* Exercise
Could you print, exactly and without pictures, only the lines from the one with "Give me the" through the end of the records below?

(Website and app data records)
--------------------------------------------------

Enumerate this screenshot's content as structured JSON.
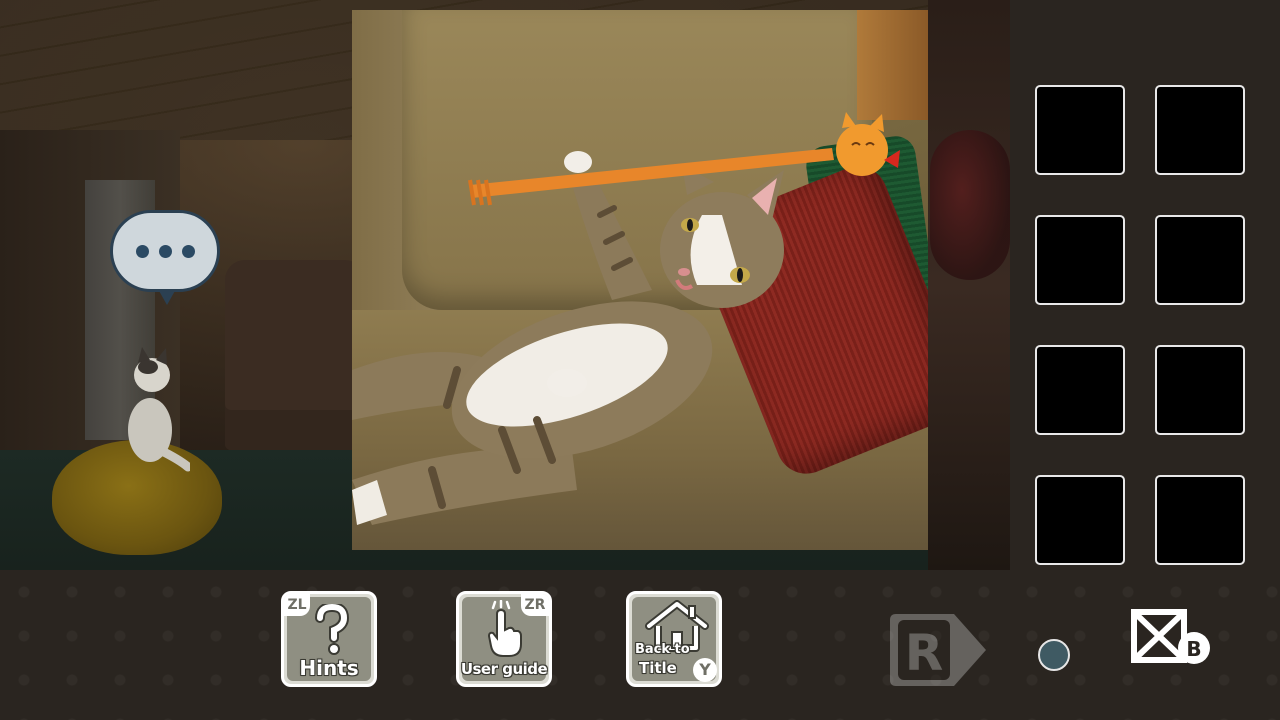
{
  "scene": {
    "thought_bubble_dots": 3
  },
  "inventory": {
    "slots": [
      {
        "index": 1,
        "item": ""
      },
      {
        "index": 2,
        "item": ""
      },
      {
        "index": 3,
        "item": ""
      },
      {
        "index": 4,
        "item": ""
      },
      {
        "index": 5,
        "item": ""
      },
      {
        "index": 6,
        "item": ""
      },
      {
        "index": 7,
        "item": ""
      },
      {
        "index": 8,
        "item": ""
      }
    ]
  },
  "bottom_bar": {
    "hints": {
      "label": "Hints",
      "key": "ZL",
      "icon": "question-mark-icon"
    },
    "user_guide": {
      "label": "User guide",
      "key": "ZR",
      "icon": "pointing-hand-icon"
    },
    "back_to_title": {
      "label_line1": "Back to",
      "label_line2": "Title",
      "key": "Y",
      "icon": "house-icon"
    },
    "next": {
      "key": "R",
      "icon": "arrow-right-icon",
      "state": "disabled"
    },
    "close": {
      "key": "B",
      "icon": "close-box-icon"
    }
  },
  "colors": {
    "background": "#2a2520",
    "slot_fill": "#000000",
    "slot_border": "#e8e8e8",
    "button_face": "#8f8f82",
    "bubble_fill": "#cfd7dc",
    "bubble_dots": "#2b4a64",
    "indicator": "#3f5a63"
  }
}
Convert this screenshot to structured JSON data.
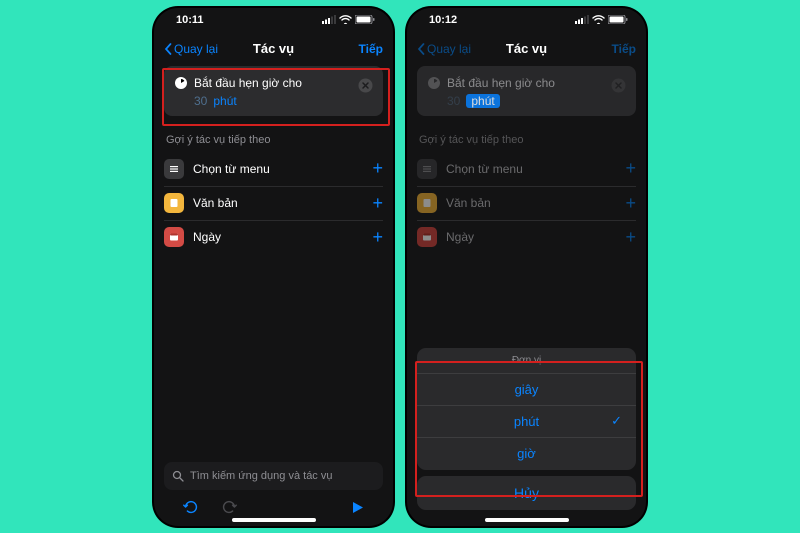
{
  "left": {
    "status": {
      "time": "10:11"
    },
    "nav": {
      "back": "Quay lại",
      "title": "Tác vụ",
      "next": "Tiếp"
    },
    "panel": {
      "title": "Bắt đầu hẹn giờ cho",
      "value": "30",
      "unit": "phút"
    },
    "section_label": "Gợi ý tác vụ tiếp theo",
    "suggestions": [
      {
        "label": "Chọn từ menu"
      },
      {
        "label": "Văn bản"
      },
      {
        "label": "Ngày"
      }
    ],
    "search_placeholder": "Tìm kiếm ứng dụng và tác vụ"
  },
  "right": {
    "status": {
      "time": "10:12"
    },
    "nav": {
      "back": "Quay lại",
      "title": "Tác vụ",
      "next": "Tiếp"
    },
    "panel": {
      "title": "Bắt đầu hẹn giờ cho",
      "value": "30",
      "unit": "phút"
    },
    "section_label": "Gợi ý tác vụ tiếp theo",
    "suggestions": [
      {
        "label": "Chọn từ menu"
      },
      {
        "label": "Văn bản"
      },
      {
        "label": "Ngày"
      }
    ],
    "sheet": {
      "header": "Đơn vị",
      "options": [
        "giây",
        "phút",
        "giờ"
      ],
      "selected": "phút",
      "cancel": "Hủy"
    }
  }
}
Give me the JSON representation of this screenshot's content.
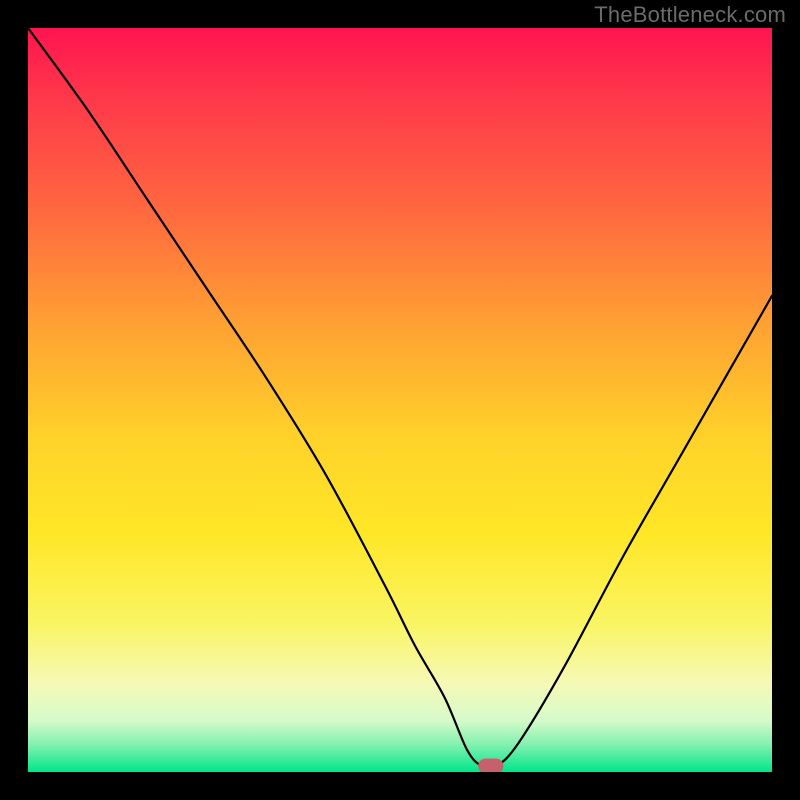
{
  "watermark": "TheBottleneck.com",
  "chart_data": {
    "type": "line",
    "title": "",
    "xlabel": "",
    "ylabel": "",
    "xlim": [
      0,
      100
    ],
    "ylim": [
      0,
      100
    ],
    "x": [
      0,
      8,
      16,
      24,
      32,
      40,
      48,
      52,
      56,
      59,
      61,
      63,
      66,
      72,
      80,
      88,
      96,
      100
    ],
    "values": [
      100,
      89,
      77,
      65,
      53,
      40,
      25,
      17,
      10,
      3,
      0.8,
      0.8,
      4,
      14,
      29,
      43,
      57,
      64
    ],
    "marker": {
      "x": 62.2,
      "y": 0.8,
      "w": 3.4,
      "h": 2.0
    },
    "gradient_stops": [
      {
        "offset": 0.0,
        "color": "#ff1450"
      },
      {
        "offset": 0.1,
        "color": "#ff3a4a"
      },
      {
        "offset": 0.25,
        "color": "#ff6a3f"
      },
      {
        "offset": 0.4,
        "color": "#ffa133"
      },
      {
        "offset": 0.55,
        "color": "#ffd22a"
      },
      {
        "offset": 0.68,
        "color": "#ffe727"
      },
      {
        "offset": 0.8,
        "color": "#f9f562"
      },
      {
        "offset": 0.88,
        "color": "#f6f9b5"
      },
      {
        "offset": 0.93,
        "color": "#d7faca"
      },
      {
        "offset": 0.965,
        "color": "#7ef0ae"
      },
      {
        "offset": 1.0,
        "color": "#00e589"
      }
    ]
  }
}
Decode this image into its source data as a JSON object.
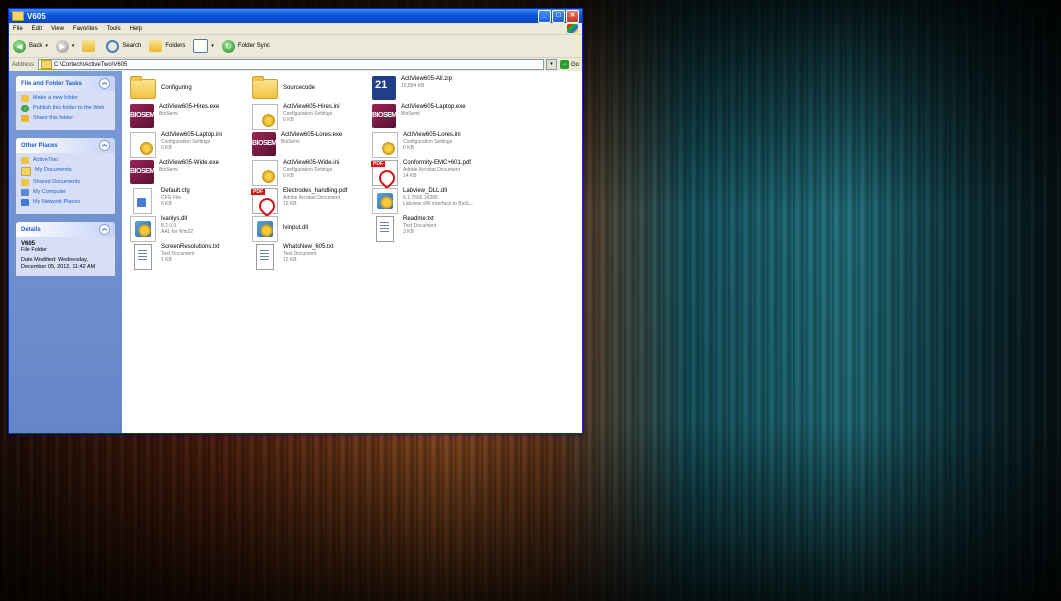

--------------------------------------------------

* Written answer
Give me the JSON representation of this screenshot's content.
{
  "watermark": "TheBottleneck.com",
  "chart_data": {
    "type": "line",
    "title": "",
    "xlabel": "",
    "ylabel": "",
    "xlim": [
      0,
      100
    ],
    "ylim": [
      0,
      100
    ],
    "x": [
      0,
      8,
      16,
      24,
      32,
      40,
      48,
      52,
      56,
      59,
      61,
      63,
      66,
      72,
      80,
      88,
      96,
      100
    ],
    "values": [
      100,
      89,
      77,
      65,
      53,
      40,
      25,
      17,
      10,
      3,
      0.8,
      0.8,
      4,
      14,
      29,
      43,
      57,
      64
    ],
    "marker": {
      "x": 62.2,
      "y": 0.8,
      "w": 3.4,
      "h": 2.0
    },
    "gradient_stops": [
      {
        "offset": 0.0,
        "color": "#ff1450"
      },
      {
        "offset": 0.1,
        "color": "#ff3a4a"
      },
      {
        "offset": 0.25,
        "color": "#ff6a3f"
      },
      {
        "offset": 0.4,
        "color": "#ffa133"
      },
      {
        "offset": 0.55,
        "color": "#ffd22a"
      },
      {
        "offset": 0.68,
        "color": "#ffe727"
      },
      {
        "offset": 0.8,
        "color": "#f9f562"
      },
      {
        "offset": 0.88,
        "color": "#f6f9b5"
      },
      {
        "offset": 0.93,
        "color": "#d7faca"
      },
      {
        "offset": 0.965,
        "color": "#7ef0ae"
      },
      {
        "offset": 1.0,
        "color": "#00e589"
      }
    ]
  }
}
Decode this image into its source data as a JSON object.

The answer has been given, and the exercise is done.